I was initially interested in investing in this company, but I’m struggling to see any real innovation - there’s nothing wrong with it, but the concept to me boils down to savings encouragement & trickle savings concepts - several apps out there for this already, & accounts with reduced fees compared to the banks, along with mortgages - essentially a building society with a modern app then… Like I said, nothing wrong and I wish them luck, but I personally am struggling to identify the standout concept or USP that will make them stand out of the crowd to potential customers. I dont think the name helps either “Nude” doesn’t scream banking or saving does it?
Essentially you’re paying 0.5% a year to be told to save more and also have your accounts aggregated.
The name is really bad IMO, what do they want to convey with the word “nude”.
Also failing to find a USP.
I am also struggling to see anything standout. Some things feel already covered in other apps. NatWest I know has a spending tracker where my friend said once they saw £250 under the Health and Beauty category it made them feel so guilty for spending so much on makeup they fixed up in the next month.
I do have friends who are half-heartedly saving for a house but find it hard to cut back on takeaways, sports stuff, makeup, clothes, tech, nights out etc. so an app that would help them do that might have a gimmicky appeal to them but it’s hard to say.
The LISA would need to be a must have though.
All that is what challenger banks like Monzo excel in. So Nude is imho unnecessary.
Monzo is called Monzo after they got told off for being called Mondo.

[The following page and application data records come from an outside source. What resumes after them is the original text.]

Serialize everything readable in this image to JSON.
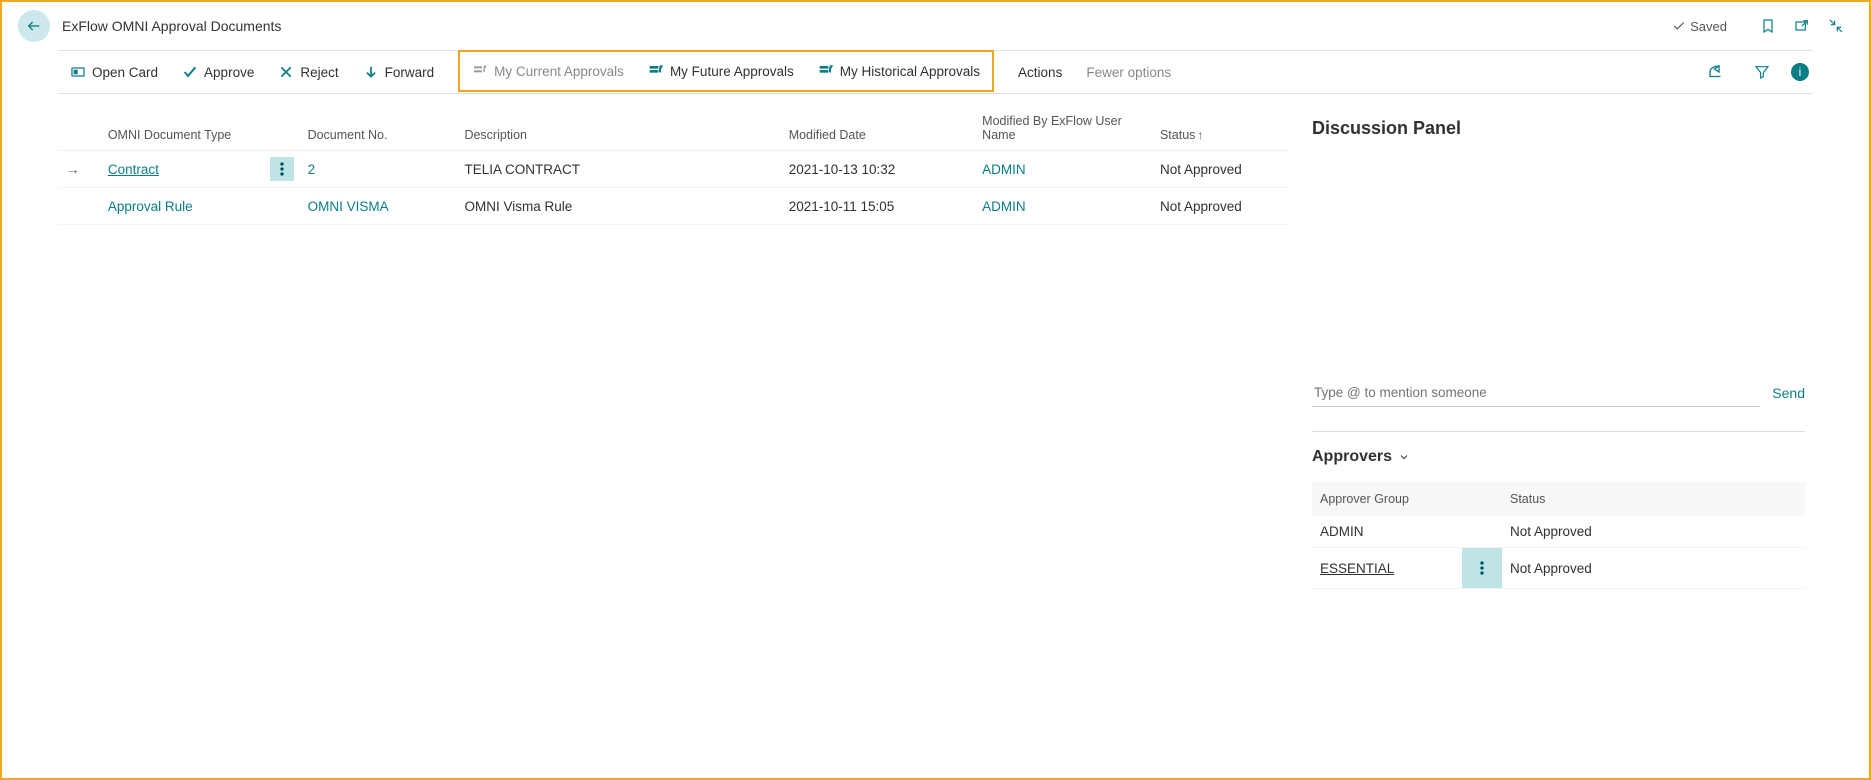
{
  "header": {
    "title": "ExFlow OMNI Approval Documents",
    "saved_label": "Saved"
  },
  "toolbar": {
    "open_card": "Open Card",
    "approve": "Approve",
    "reject": "Reject",
    "forward": "Forward",
    "my_current": "My Current Approvals",
    "my_future": "My Future Approvals",
    "my_historical": "My Historical Approvals",
    "actions": "Actions",
    "fewer_options": "Fewer options"
  },
  "table": {
    "columns": {
      "doc_type": "OMNI Document Type",
      "doc_no": "Document No.",
      "description": "Description",
      "modified_date": "Modified Date",
      "modified_by": "Modified By ExFlow User Name",
      "status": "Status",
      "status_sort_indicator": "↑"
    },
    "rows": [
      {
        "doc_type": "Contract",
        "doc_no": "2",
        "description": "TELIA CONTRACT",
        "modified_date": "2021-10-13 10:32",
        "modified_by": "ADMIN",
        "status": "Not Approved",
        "selected": true
      },
      {
        "doc_type": "Approval Rule",
        "doc_no": "OMNI VISMA",
        "description": "OMNI Visma Rule",
        "modified_date": "2021-10-11 15:05",
        "modified_by": "ADMIN",
        "status": "Not Approved",
        "selected": false
      }
    ]
  },
  "discussion": {
    "title": "Discussion Panel",
    "mention_placeholder": "Type @ to mention someone",
    "send_label": "Send"
  },
  "approvers": {
    "title": "Approvers",
    "columns": {
      "group": "Approver Group",
      "status": "Status"
    },
    "rows": [
      {
        "group": "ADMIN",
        "status": "Not Approved",
        "selected": false
      },
      {
        "group": "ESSENTIAL",
        "status": "Not Approved",
        "selected": true
      }
    ]
  }
}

If I remember correctly, they got their community to choose the new name.
Google is called Google because it’s based on googol, a large number that is 1 followed by one hundred zeroes.
Nude is called Nude because (???) their product is like the emperor that has no clothes?
I have to agree about the name — not only does it tell me nothing about what they do, it’s also an SEO challenge I wouldn’t wish on anybody.
I spy a name change in the not so distant future.
Safe search on!